What are the Four major teachings of the Bible?
The message of the Bible is summed up by the terms Creation, Fall, Redemption and Consummation.
Creation: In Genesis 1-2 tells us a number of propositions about God and our relationship with Him. God is an uncreated, self-sufficient being distinct and separate from His creation. All that exists and all that is true ultimately has its source in God. Also, the physical world was created good (Genesis 1:31 “And God saw all that he had created, and it was very good”). In addition, human beings were created unique from other created beings – made in the image of God (Genesis 1:26). As God’s special creatures, humans are given the mandate to operate as God’s stewards or vice-regents over creation (Genesis 1:26-28). Finally, God instituted a permanent pattern of work and rest (Genesis 2:1-3), with the principle of a Sabbath rest to accompany humankind’s stewardship responsibilities.
Fall: Genesis 3 records the disastrous event known as the Fall – the initial entrance of sin into human experience and the condition that plagues humankind today. Humans were intended to live forever in the good world God had created; a place where doors would never need to be locked, where no one ever fell ill with sickness or was injured. However, the world’s first parents, Adam and Eve, chose to rebel against God, bringing upon themselves and their offspring disharmony, disease, fear, rivalry and death. From Adam, all human beings enter the world afflicted with a fundamental flaw – a disposition to commit acts that violate God’s holy standards.
The Fall of humanity is so complete that it affects the physical world as well. The biblical stories of alienation immediately follow the sin of Adam and Eve (Genesis 3) and include the murder of Abel by Cain (Genesis 4), the boast of Lamech over a homicide (Genesis 4:23) and the Great Flood (Genesis 6-9). These stories illustrate how sin corrupts relationships.

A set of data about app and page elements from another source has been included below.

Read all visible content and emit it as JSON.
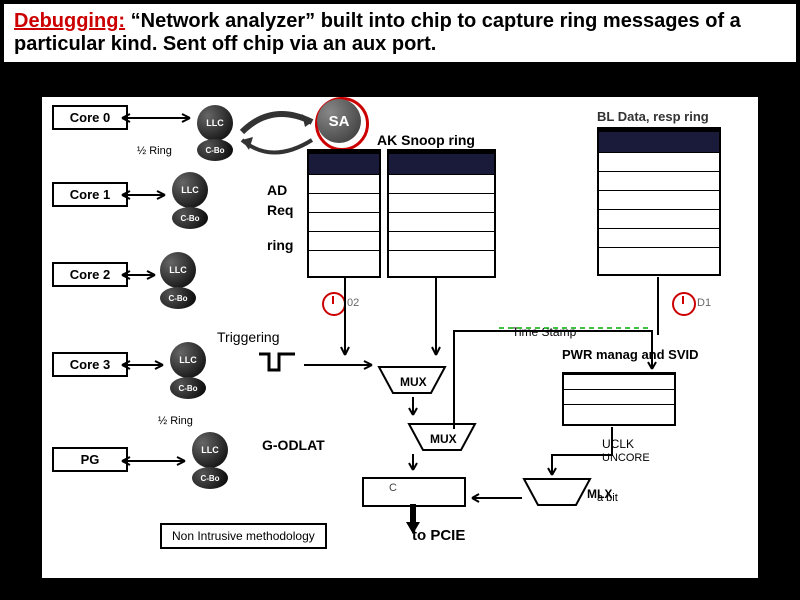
{
  "header": {
    "title": "Debugging:",
    "rest": " “Network analyzer” built into chip to capture ring messages of a particular kind.  Sent off chip via an aux port."
  },
  "cores": {
    "core0": "Core 0",
    "core1": "Core 1",
    "core2": "Core 2",
    "core3": "Core 3",
    "pg": "PG"
  },
  "nodes": {
    "llc": "LLC",
    "cbo": "C-Bo",
    "sa": "SA"
  },
  "labels": {
    "ring1": "½ Ring",
    "ring2": "½ Ring",
    "ad": "AD",
    "req": "Req",
    "ring": "ring",
    "aksnoop": "AK Snoop ring",
    "bldata": "BL Data, resp ring",
    "triggering": "Triggering",
    "timestamp": "Time Stamp",
    "pwr": "PWR manag and SVID",
    "godlat": "G-ODLAT",
    "mux": "MUX",
    "mlx": "MLX",
    "uclk": "UCLK",
    "uncore": "UNCORE",
    "abit": "a bit",
    "topcie": "to PCIE",
    "nonintr": "Non Intrusive methodology",
    "o2": "02",
    "d1": "D1",
    "cursor": "C"
  }
}
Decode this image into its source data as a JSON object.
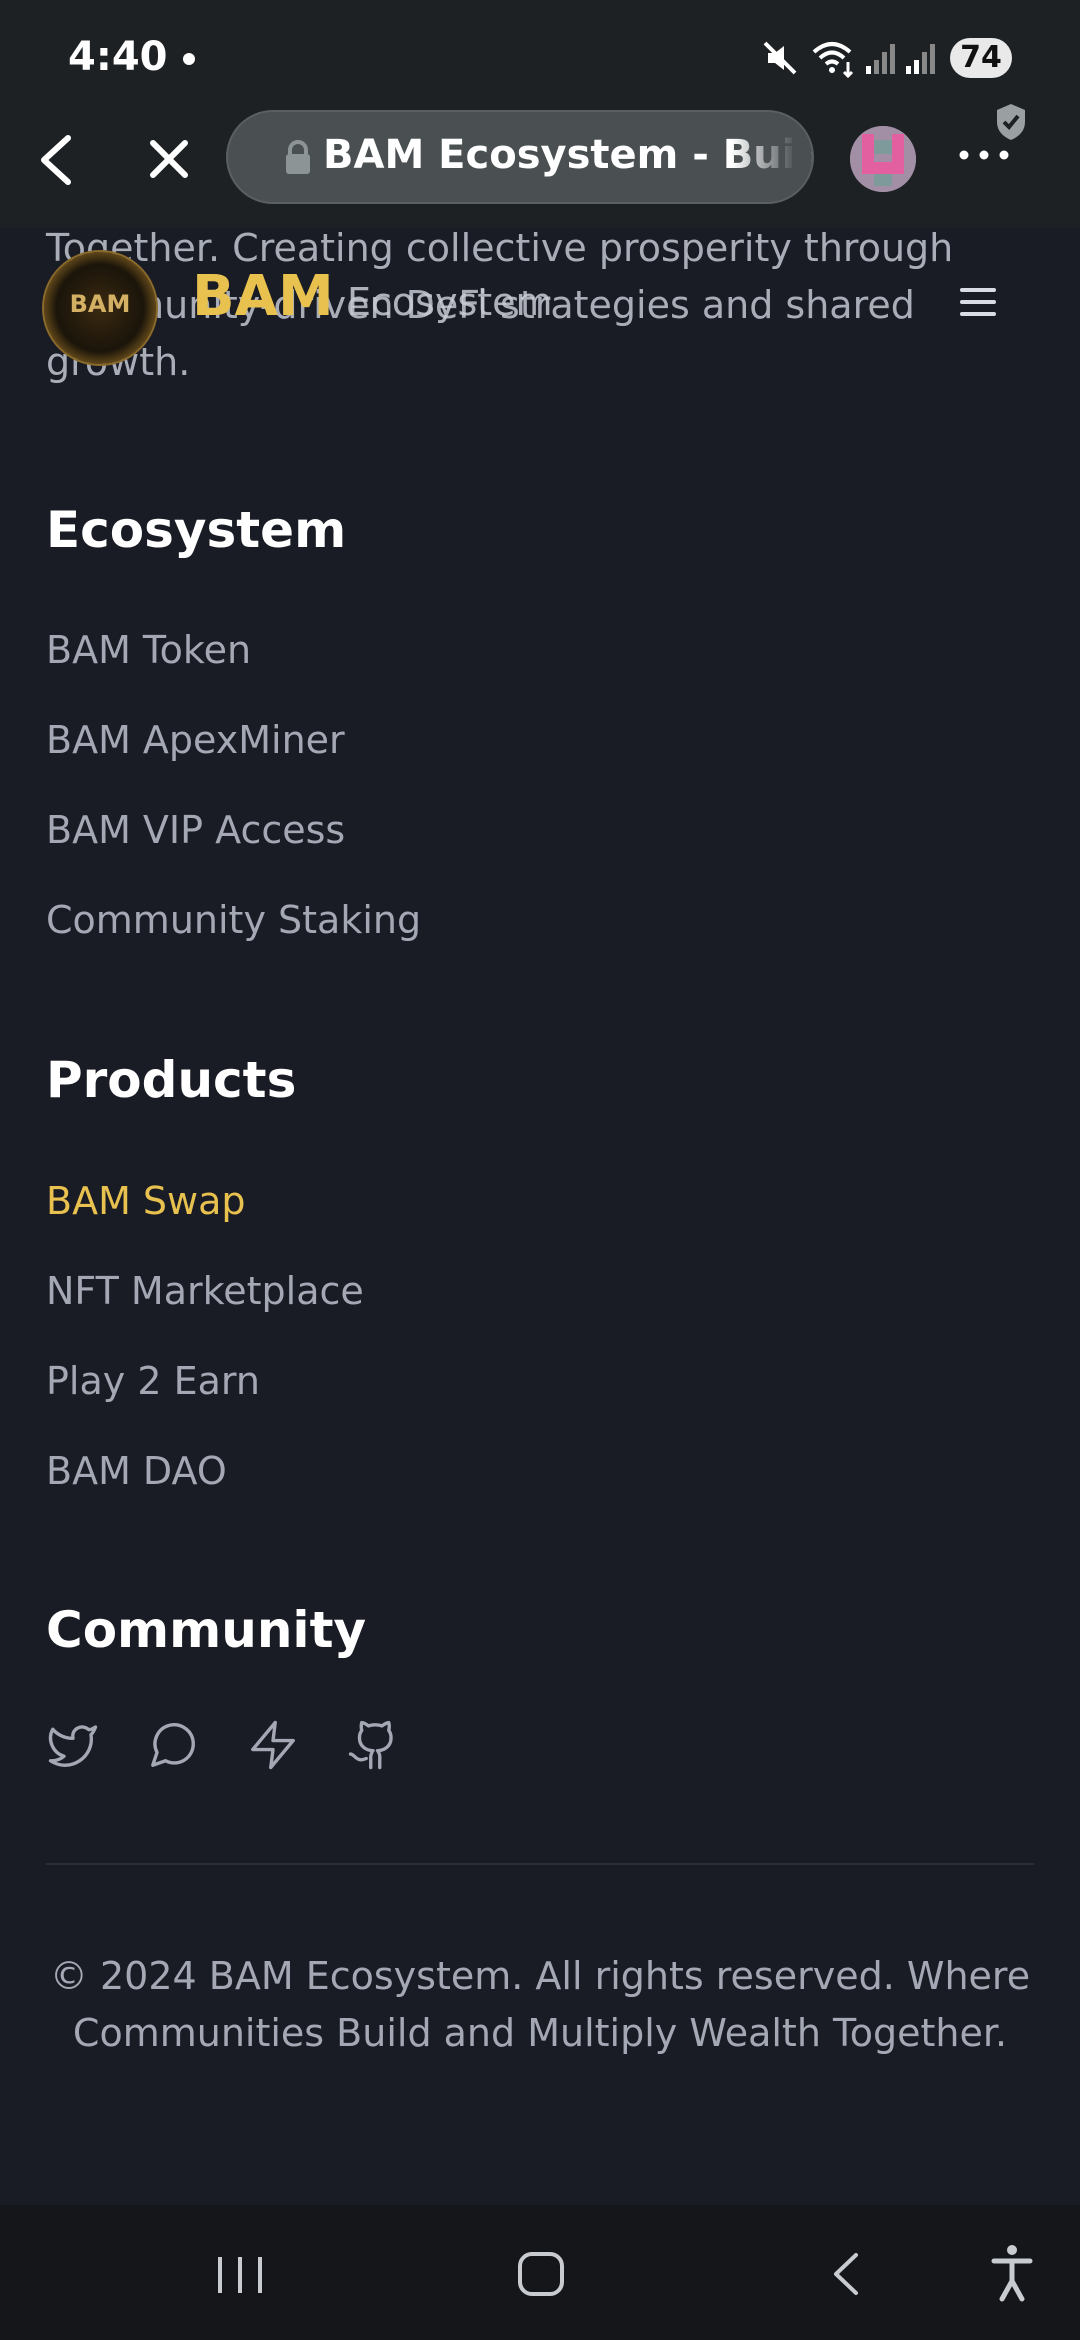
{
  "status_bar": {
    "time": "4:40",
    "battery": "74",
    "icons": [
      "mute-icon",
      "wifi-icon",
      "signal-icon",
      "signal-icon-2"
    ]
  },
  "browser": {
    "url_title": "BAM Ecosystem - Building Together",
    "back_icon": "back-arrow-icon",
    "close_icon": "close-icon",
    "lock_icon": "lock-icon",
    "menu_icon": "more-icon"
  },
  "site": {
    "logo_text": "BAM",
    "brand": "BAM",
    "brand_sub": "Ecosystem",
    "description": "Together. Creating collective prosperity through community-driven DeFi strategies and shared growth."
  },
  "sections": {
    "ecosystem": {
      "title": "Ecosystem",
      "links": [
        "BAM Token",
        "BAM ApexMiner",
        "BAM VIP Access",
        "Community Staking"
      ]
    },
    "products": {
      "title": "Products",
      "links": [
        "BAM Swap",
        "NFT Marketplace",
        "Play 2 Earn",
        "BAM DAO"
      ]
    },
    "community": {
      "title": "Community",
      "icons": [
        "twitter-icon",
        "chat-icon",
        "lightning-icon",
        "github-icon"
      ]
    }
  },
  "footer": {
    "text": "© 2024 BAM Ecosystem. All rights reserved. Where Communities Build and Multiply Wealth Together."
  },
  "colors": {
    "accent": "#e8c14f",
    "background": "#1a1c25",
    "chrome": "#1e2124"
  }
}
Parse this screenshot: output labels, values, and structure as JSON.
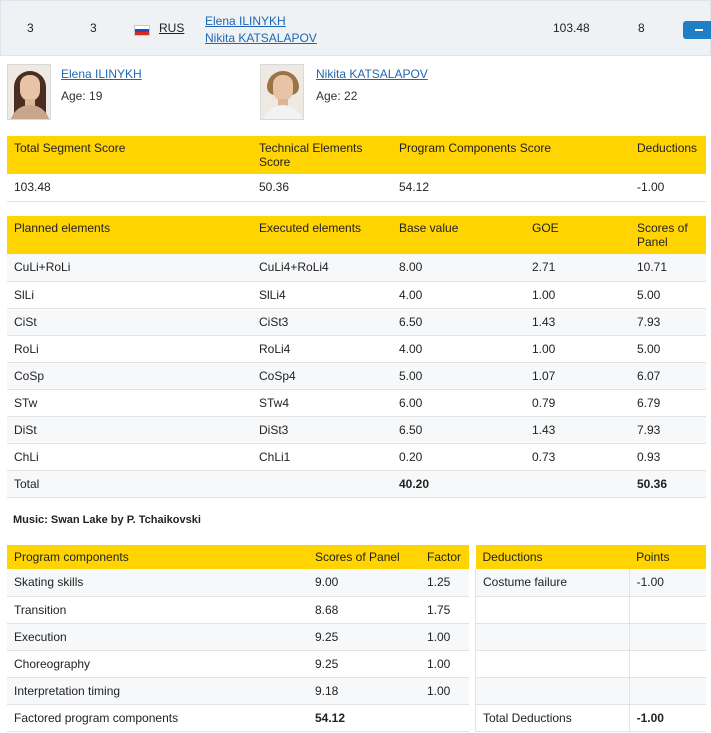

But the Fall also has physical and natural consequences. The entire creation is in a state of decay and disruption. Eco and bio-systems throughout the universe do not function as they were originally created. Human beings experience physical sickness, illness and death. Animals, birds, fish and insects feed on each other for sustenance in battle for survival. All of nature finds itself in this vicious cycle of death, and is incapable of restoring itself to its original created goodness.
Redemption: God’s plan of redemption - first hinted at in Genesis 3:15 - entails the reversal of the effects of the Fall. God is not content to salvage merely a few souls from this contaminated world. He intends to redeem everything from the ravages of sin. He will not rest until He has restored everything to its original, created beauty and harmony. Scripture clearly teaches that the Lord Jesus Christ is the only way by which redemption is obtained (John 14:6), not only for personal salvation, but for the ultimate restoration of God’s creation (Romans 8:19-21; Ephesians 1:9-10; Colossians 1:16-20). This theme can be followed throughout the pages of Scripture as well as traced through the progression of human history.
Consummation: Scripture foretells of a coming day when there will be a New Heaven and New Earth (Revelation 21:1), where believers will experience their final and permanent place of rest and eternal worship in the presence of the Triune God. God’s original purpose to create a people for Himself will have been fulfilled (Genesis 17:7; Revelation 21:3-4). Those who have been redeemed by Christ will enjoy the removal of the curse and the bestowal of immeasurable blessings (Ephesians 3:20).